Morrissey Dublin 20-02-2018

Thirteen thousand gathered on an otherwise average Tuesday night in Dublin to see one man and his incredible band triumphantly take to the stage at the 3Arena. 

Greeted by an enthusiastic Moz, we were treated to a superb setlist that did not disappoint including The Smiths ‘I started something I couldn’t finish’, ‘How soon is now’ and old Moz faves ‘Irish blood, English heart’, ‘Jack the ripper’, ‘Suedehead’, ‘Everyday is like Sunday’, ‘Speedway’, ‘Hold onto your friends’. 

From Swords, we were dealt a pounding ‘If you don’t like me, don’t look at me’ and for the anniversary ‘Munich Air Disaster 1958’ accompanied by bleak black and white footage of the crash which lost 23 lives. . ‘World Peace’ from the last album wobbled along as did ‘Bullfighter’. The new album Low in high school was well represented with a great rendition of ‘Home is a question mark’, ‘When you open your legs’, a raucous ‘Jacky’s only happy when she’s up on stage’, ‘I bury the living’, ‘I wish you lonely’, a crowd pleasing ‘Spent the day in bed’, ‘Who will protect us from the police’. Covers included a heart stopping version of The Pretenders ‘Back on the chain gang’, and a few bars of Gilbert O’ Sullivan’s ‘Alone again, naturally’. A very above average Tuesday night after all. Hats off to the band. Looking forward to the Ally Pally gig in March.


Recording session with Boz Boorer day 1

1st June 2017

Day 1 – ‘Bury The Ghost’ recording sessions with Boz Boorer, Serra Vista Studio, Portugal.

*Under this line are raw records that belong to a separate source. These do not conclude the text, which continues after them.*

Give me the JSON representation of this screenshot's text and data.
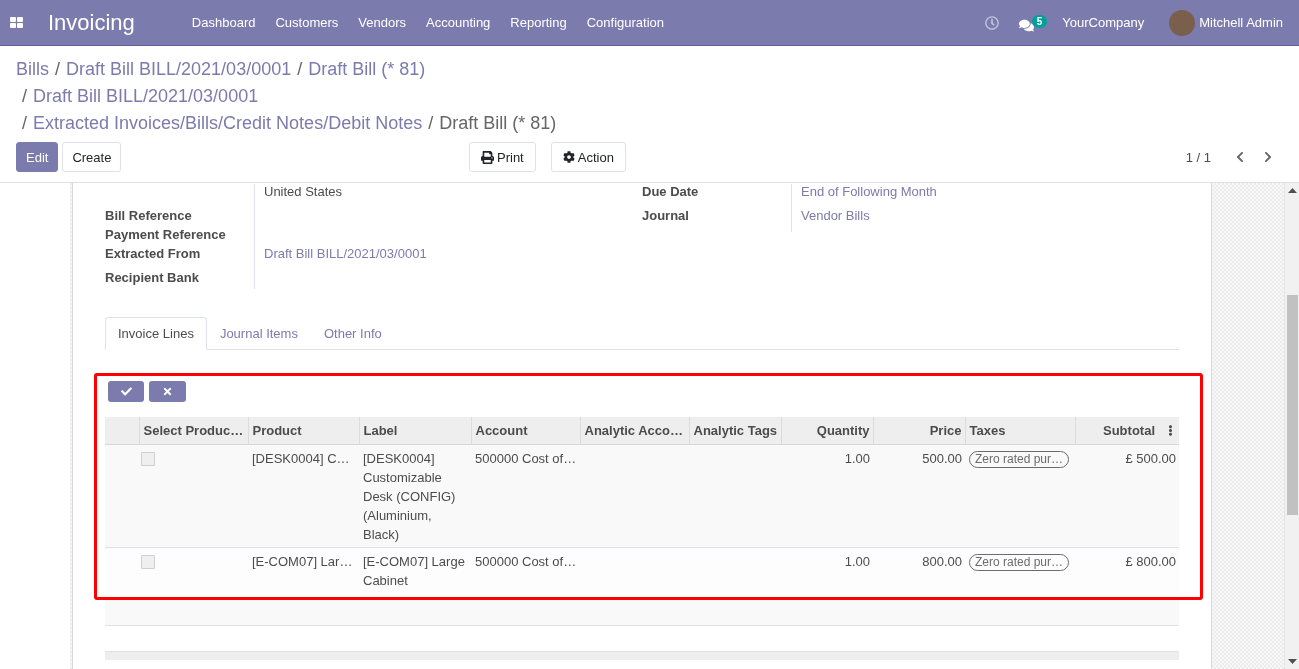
{
  "navbar": {
    "app_name": "Invoicing",
    "menu": [
      "Dashboard",
      "Customers",
      "Vendors",
      "Accounting",
      "Reporting",
      "Configuration"
    ],
    "message_count": "5",
    "company": "YourCompany",
    "user": "Mitchell Admin"
  },
  "breadcrumbs": [
    {
      "label": "Bills",
      "current": false
    },
    {
      "separator": "/",
      "label": "Draft Bill BILL/2021/03/0001",
      "current": false
    },
    {
      "separator": "/",
      "label": "Draft Bill (* 81)",
      "current": false
    },
    {
      "separator": "/",
      "label": "Draft Bill BILL/2021/03/0001",
      "current": false
    },
    {
      "separator": "/",
      "label": "Extracted Invoices/Bills/Credit Notes/Debit Notes",
      "current": false
    },
    {
      "separator": "/",
      "label": "Draft Bill (* 81)",
      "current": true
    }
  ],
  "buttons": [
    {
      "label": "Edit",
      "kind": "primary"
    },
    {
      "label": "Create",
      "kind": "secondary"
    }
  ],
  "actions": [
    "Print",
    "Action"
  ],
  "pager": "1 / 1",
  "form": {
    "left": [
      {
        "value": "United States",
        "kind": "text"
      },
      {
        "label": "Bill Reference",
        "kind": "label"
      },
      {
        "label": "Payment Reference",
        "kind": "label"
      },
      {
        "label": "Extracted From",
        "value": "Draft Bill BILL/2021/03/0001",
        "kind": "link"
      },
      {
        "label": "Recipient Bank",
        "kind": "label"
      }
    ],
    "right": [
      {
        "label": "Due Date",
        "value": "End of Following Month",
        "kind": "link"
      },
      {
        "label": "Journal",
        "value": "Vendor Bills",
        "kind": "link"
      }
    ]
  },
  "tabs": [
    {
      "label": "Invoice Lines",
      "selected": true
    },
    {
      "label": "Journal Items",
      "selected": false
    },
    {
      "label": "Other Info",
      "selected": false
    }
  ],
  "invoice_lines": {
    "highlighted": true,
    "columns": [
      {
        "label": "Select Produc…",
        "numeric": false
      },
      {
        "label": "Product",
        "numeric": false
      },
      {
        "label": "Label",
        "numeric": false
      },
      {
        "label": "Account",
        "numeric": false
      },
      {
        "label": "Analytic Acco…",
        "numeric": false
      },
      {
        "label": "Analytic Tags",
        "numeric": false
      },
      {
        "label": "Quantity",
        "numeric": true
      },
      {
        "label": "Price",
        "numeric": true
      },
      {
        "label": "Taxes",
        "numeric": false
      },
      {
        "label": "Subtotal",
        "numeric": true
      }
    ],
    "rows": [
      {
        "checked": false,
        "product": "[DESK0004] C…",
        "label": "[DESK0004] Customizable Desk (CONFIG) (Aluminium, Black)",
        "account": "500000 Cost of…",
        "quantity": "1.00",
        "price": "500.00",
        "taxes": [
          "Zero rated pur…"
        ],
        "subtotal": "£ 500.00"
      },
      {
        "checked": false,
        "product": "[E-COM07] Lar…",
        "label": "[E-COM07] Large Cabinet",
        "account": "500000 Cost of…",
        "quantity": "1.00",
        "price": "800.00",
        "taxes": [
          "Zero rated pur…"
        ],
        "subtotal": "£ 800.00"
      }
    ]
  }
}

Landed in Faro airport in the afternoon after getting a morning flight from Dublin, for another epic session with Boz Boorer.

Got a lift to the mountain (Monchique) by his lovely wife Lyn and drove past some flying storks on the drive up. Man, I have never seen anything like it. The site of a stork flying across your windscreen, was like something out of a Jurassic park movie. These guys are huge.

I arrived at the studio late afternoon to find the Boz man in the studio but looking unusually distracted. It turns out he was looking for songs on his back up drives. Im not sure if I was much help but a few minutes later, the songs were located.

Once found, we got started on a couple of my songs. The first song (working title ‘folksong’) was easy, being a mainly acoustic affair so I started the session with this. 

Boz had a new acoustic guitar, an Alvarez and asked if I would like to play it. I gave it a few strums and agreed I would. The last time I was here was in 2010, recording my ‘Battle Stations’ album and I had used a really old Epiphone acoustic which I was really fond of and looking forward to playing but there was no sign of it about and I did’t feel like asking for fear of putting him to the trouble of looking for it. Boz is a very generous and obliging fellow and I was sure if I asked, he would have gone out of his way to accommodate me. 

I was very tired as I started to play (10pm) but was really determined to make a good start on the session as I knew I would only have a couple of days in the studio with Boz. He planned to fly to Rome to work with Morrissey on his new album. Turns out the songs on his back up drives were ones he wrote for the forthcoming Morrissey album. I can’t wait to hear them.

The next song we worked on was another acoustic track called ‘Country Mountain’. This one was written in Portugal the last time I was here (September, 2010) influenced by my experience with Boz and my friends. On writing this, I had decided that if I was lucky enough to ever get the chance to work with Boz again, it would be here, in Serra Vista Studio that I would record this song. It turned out amazing with Boz adding a mandolin as requested by moi, over the acoustic guitars. Beautiful…

As day one came to a close, from the control room, we listened back for a while and marvelled at the work we had achieved together. It wasn’t finished at this point but we could tell this had potential to be something really special.

I started singing along as we listened but not words.. just a weird harmony whoop that came to me instantly. I would often sing out noises rather than words from a very young age. Even when I was first starting out, in bands in Dublin, we would write songs together and the next thing you know the BEAD would start howling like a banshee before the rest of the band looking like they were in the presence of a madman. 

Boz threw me look and a big smile. 

“What the **** was that? That was good! Will you remember to sing that in the morning?” he enquired.

I was too tired to do anymore for now so I promised him I would do my best to remember the weird harmony. As I went off to find my bed for the night, I hummed the harmony to myself hoping to ingrain it in my tired brain for recall the next day.